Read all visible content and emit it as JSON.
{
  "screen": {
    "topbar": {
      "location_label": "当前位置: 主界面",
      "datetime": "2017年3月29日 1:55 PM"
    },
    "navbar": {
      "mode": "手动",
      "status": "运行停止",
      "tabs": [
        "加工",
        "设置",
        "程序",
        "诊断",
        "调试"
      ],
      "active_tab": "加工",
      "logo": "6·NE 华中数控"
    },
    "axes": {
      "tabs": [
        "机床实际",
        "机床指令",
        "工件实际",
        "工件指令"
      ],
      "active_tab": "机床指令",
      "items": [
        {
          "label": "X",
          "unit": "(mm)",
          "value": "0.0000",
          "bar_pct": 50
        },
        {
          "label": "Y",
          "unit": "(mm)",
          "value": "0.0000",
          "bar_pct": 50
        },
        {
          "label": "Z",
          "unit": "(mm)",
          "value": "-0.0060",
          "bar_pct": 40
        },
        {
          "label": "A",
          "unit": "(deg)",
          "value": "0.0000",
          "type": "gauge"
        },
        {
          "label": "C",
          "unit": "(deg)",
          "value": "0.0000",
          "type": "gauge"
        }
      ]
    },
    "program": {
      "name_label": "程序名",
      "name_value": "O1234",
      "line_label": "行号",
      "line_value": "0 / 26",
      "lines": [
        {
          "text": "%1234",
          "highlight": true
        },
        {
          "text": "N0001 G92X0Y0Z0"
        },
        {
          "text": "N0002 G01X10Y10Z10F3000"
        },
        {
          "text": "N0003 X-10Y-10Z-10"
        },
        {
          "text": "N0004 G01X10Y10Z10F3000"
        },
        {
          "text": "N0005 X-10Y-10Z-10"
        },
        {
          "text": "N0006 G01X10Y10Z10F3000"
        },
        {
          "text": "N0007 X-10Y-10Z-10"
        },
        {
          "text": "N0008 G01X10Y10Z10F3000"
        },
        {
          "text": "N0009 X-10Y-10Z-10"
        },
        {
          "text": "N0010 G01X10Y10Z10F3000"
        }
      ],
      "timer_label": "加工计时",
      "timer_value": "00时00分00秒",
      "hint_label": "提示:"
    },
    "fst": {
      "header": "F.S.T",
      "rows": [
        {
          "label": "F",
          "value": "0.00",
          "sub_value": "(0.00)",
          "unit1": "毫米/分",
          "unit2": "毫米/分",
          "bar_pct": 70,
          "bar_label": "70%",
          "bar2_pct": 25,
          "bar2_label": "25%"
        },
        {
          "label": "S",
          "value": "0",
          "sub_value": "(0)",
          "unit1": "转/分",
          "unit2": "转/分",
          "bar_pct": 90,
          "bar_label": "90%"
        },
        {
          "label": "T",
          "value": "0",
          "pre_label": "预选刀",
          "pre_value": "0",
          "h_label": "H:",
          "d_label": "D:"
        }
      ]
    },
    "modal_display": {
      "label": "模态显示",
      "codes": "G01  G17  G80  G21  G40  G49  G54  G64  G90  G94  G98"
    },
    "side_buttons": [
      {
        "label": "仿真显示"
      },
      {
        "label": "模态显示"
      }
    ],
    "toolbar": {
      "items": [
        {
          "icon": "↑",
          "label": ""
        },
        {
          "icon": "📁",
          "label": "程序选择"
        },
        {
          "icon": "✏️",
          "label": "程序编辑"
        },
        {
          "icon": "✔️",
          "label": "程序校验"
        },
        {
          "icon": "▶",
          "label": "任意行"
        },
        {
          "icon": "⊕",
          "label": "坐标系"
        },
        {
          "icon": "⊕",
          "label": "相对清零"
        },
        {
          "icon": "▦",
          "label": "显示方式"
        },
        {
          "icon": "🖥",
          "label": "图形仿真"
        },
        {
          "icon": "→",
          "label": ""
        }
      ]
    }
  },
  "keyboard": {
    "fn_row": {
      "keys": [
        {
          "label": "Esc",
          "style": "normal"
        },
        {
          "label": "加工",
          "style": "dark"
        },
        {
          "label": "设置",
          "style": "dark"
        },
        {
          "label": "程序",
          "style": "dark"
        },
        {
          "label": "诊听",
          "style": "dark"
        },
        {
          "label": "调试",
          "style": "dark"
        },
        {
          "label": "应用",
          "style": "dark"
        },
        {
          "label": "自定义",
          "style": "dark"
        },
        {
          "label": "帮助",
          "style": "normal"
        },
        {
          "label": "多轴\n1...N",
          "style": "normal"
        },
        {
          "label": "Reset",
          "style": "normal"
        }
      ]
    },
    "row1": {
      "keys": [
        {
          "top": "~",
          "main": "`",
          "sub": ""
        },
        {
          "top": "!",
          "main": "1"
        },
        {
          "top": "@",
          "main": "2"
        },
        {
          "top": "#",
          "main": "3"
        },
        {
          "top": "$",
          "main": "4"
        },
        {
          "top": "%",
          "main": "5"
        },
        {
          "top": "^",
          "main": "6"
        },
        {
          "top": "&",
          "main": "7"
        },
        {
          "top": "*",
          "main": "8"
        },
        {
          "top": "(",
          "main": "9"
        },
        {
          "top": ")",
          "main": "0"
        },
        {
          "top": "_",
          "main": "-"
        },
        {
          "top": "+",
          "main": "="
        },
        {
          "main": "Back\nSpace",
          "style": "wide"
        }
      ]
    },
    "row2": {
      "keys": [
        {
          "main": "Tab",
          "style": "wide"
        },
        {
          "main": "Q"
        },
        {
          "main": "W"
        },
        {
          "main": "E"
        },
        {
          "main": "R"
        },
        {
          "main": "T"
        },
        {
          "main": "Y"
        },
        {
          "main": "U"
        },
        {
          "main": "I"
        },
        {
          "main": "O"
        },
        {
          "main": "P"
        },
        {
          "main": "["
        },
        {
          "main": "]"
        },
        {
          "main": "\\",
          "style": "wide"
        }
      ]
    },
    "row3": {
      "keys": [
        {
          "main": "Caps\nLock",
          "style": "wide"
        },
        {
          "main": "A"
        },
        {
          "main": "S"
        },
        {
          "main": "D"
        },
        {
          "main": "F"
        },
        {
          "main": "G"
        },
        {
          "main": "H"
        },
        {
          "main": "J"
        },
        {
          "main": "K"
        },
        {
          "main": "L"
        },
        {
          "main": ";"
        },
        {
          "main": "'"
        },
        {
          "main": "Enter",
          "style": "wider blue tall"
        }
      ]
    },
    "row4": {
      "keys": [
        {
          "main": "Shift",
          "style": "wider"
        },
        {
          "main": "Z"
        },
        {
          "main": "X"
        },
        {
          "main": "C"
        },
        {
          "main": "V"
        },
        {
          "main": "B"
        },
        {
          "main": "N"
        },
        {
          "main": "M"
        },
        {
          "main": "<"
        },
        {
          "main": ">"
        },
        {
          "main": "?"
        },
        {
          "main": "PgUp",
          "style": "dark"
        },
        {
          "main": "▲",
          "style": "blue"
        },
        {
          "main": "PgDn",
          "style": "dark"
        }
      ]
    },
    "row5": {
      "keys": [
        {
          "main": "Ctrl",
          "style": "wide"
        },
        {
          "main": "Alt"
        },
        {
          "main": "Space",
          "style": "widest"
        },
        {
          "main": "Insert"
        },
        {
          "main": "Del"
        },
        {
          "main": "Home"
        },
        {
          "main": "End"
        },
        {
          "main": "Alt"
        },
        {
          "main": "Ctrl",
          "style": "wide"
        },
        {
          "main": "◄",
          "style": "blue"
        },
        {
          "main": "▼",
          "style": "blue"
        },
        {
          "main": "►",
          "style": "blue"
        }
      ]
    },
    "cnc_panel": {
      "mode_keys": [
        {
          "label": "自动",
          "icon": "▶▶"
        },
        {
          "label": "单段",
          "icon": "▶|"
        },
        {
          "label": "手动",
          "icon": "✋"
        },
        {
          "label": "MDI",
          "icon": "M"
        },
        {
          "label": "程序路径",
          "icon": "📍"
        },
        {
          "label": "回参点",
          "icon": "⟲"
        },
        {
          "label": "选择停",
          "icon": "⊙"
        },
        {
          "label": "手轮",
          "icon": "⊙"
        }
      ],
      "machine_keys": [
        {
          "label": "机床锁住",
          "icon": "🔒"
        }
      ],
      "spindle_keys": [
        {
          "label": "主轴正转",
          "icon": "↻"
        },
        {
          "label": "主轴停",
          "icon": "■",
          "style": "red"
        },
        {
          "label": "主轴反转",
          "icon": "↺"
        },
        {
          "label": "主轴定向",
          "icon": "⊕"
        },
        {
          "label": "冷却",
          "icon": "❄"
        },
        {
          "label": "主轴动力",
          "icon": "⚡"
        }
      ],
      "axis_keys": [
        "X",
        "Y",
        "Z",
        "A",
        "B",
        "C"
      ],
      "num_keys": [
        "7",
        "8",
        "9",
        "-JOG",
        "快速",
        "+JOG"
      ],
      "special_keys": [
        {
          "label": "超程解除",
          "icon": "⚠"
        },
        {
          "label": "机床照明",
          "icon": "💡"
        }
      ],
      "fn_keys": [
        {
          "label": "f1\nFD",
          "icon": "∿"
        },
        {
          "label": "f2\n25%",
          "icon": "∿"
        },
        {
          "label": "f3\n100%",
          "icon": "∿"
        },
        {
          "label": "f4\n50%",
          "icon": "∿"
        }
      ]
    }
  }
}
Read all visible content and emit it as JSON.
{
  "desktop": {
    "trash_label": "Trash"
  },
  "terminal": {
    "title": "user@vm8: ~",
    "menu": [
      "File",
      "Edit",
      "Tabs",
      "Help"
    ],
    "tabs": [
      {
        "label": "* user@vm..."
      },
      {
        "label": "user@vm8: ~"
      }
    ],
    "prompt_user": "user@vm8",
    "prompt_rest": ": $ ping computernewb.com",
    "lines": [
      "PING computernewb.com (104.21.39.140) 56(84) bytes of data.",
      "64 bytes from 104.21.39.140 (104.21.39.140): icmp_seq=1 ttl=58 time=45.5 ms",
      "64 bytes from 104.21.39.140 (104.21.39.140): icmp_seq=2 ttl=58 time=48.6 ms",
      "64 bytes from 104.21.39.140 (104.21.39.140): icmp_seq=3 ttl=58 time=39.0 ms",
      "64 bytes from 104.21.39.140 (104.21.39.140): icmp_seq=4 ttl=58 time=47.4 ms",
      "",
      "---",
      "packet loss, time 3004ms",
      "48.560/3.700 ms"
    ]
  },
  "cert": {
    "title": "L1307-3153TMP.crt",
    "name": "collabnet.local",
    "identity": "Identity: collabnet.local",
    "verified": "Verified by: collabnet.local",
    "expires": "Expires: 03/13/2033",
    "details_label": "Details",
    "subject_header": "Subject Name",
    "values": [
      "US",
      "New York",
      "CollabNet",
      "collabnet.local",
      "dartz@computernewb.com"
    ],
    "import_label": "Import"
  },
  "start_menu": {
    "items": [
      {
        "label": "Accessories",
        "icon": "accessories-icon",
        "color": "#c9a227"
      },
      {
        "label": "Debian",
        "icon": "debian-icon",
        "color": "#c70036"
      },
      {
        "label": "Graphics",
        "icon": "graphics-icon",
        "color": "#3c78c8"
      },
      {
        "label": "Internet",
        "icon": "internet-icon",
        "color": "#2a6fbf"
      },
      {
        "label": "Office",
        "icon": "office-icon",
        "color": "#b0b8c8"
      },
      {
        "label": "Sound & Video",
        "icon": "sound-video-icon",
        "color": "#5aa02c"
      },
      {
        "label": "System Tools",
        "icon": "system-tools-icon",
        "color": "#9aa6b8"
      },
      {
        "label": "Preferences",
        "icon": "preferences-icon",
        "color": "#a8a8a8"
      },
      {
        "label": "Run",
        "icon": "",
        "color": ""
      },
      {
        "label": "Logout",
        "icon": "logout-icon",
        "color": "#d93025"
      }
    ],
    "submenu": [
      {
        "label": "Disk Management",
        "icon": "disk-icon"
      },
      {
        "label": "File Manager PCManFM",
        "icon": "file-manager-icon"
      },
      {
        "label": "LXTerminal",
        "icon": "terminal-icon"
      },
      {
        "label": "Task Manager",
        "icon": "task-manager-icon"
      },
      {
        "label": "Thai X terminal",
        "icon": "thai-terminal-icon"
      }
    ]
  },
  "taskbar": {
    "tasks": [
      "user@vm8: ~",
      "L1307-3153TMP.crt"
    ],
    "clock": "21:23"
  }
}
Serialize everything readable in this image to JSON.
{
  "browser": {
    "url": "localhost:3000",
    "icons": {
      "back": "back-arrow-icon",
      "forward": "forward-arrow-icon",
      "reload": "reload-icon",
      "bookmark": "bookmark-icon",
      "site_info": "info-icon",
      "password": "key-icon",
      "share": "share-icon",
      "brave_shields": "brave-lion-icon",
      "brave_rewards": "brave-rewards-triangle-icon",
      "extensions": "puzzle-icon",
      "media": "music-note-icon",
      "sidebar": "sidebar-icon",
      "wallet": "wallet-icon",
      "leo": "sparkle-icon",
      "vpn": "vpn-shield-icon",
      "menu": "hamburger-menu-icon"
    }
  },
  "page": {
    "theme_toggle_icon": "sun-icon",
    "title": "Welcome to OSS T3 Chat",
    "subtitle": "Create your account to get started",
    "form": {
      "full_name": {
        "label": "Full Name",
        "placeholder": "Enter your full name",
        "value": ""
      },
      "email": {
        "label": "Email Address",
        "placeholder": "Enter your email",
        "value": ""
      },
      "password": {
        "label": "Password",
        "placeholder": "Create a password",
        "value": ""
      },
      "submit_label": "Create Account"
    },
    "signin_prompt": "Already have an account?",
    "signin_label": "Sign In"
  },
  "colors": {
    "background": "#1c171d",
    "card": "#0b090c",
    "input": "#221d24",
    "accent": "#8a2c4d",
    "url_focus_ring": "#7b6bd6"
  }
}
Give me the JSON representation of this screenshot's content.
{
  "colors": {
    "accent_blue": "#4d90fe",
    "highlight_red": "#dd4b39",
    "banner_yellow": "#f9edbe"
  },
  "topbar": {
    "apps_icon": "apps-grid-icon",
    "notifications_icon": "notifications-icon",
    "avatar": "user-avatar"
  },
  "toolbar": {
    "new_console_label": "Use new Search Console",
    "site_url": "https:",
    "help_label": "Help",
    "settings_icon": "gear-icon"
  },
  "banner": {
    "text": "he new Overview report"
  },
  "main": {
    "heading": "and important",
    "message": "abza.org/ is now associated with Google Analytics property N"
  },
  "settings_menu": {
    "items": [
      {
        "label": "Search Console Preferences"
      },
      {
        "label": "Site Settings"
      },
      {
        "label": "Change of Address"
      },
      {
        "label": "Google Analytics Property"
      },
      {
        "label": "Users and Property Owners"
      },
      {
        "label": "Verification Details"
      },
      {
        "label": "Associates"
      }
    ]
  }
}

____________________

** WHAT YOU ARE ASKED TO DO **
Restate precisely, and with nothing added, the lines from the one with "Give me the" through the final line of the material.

** ANSWER TO THIS TASK **
Give me the JSON representation of this screenshot's content.
{
  "colors": {
    "accent_blue": "#4d90fe",
    "highlight_red": "#dd4b39",
    "banner_yellow": "#f9edbe"
  },
  "topbar": {
    "apps_icon": "apps-grid-icon",
    "notifications_icon": "notifications-icon",
    "avatar": "user-avatar"
  },
  "toolbar": {
    "new_console_label": "Use new Search Console",
    "site_url": "https:",
    "help_label": "Help",
    "settings_icon": "gear-icon"
  },
  "banner": {
    "text": "he new Overview report"
  },
  "main": {
    "heading": "and important",
    "message": "abza.org/ is now associated with Google Analytics property N"
  },
  "settings_menu": {
    "items": [
      {
        "label": "Search Console Preferences"
      },
      {
        "label": "Site Settings"
      },
      {
        "label": "Change of Address"
      },
      {
        "label": "Google Analytics Property"
      },
      {
        "label": "Users and Property Owners"
      },
      {
        "label": "Verification Details"
      },
      {
        "label": "Associates"
      }
    ]
  }
}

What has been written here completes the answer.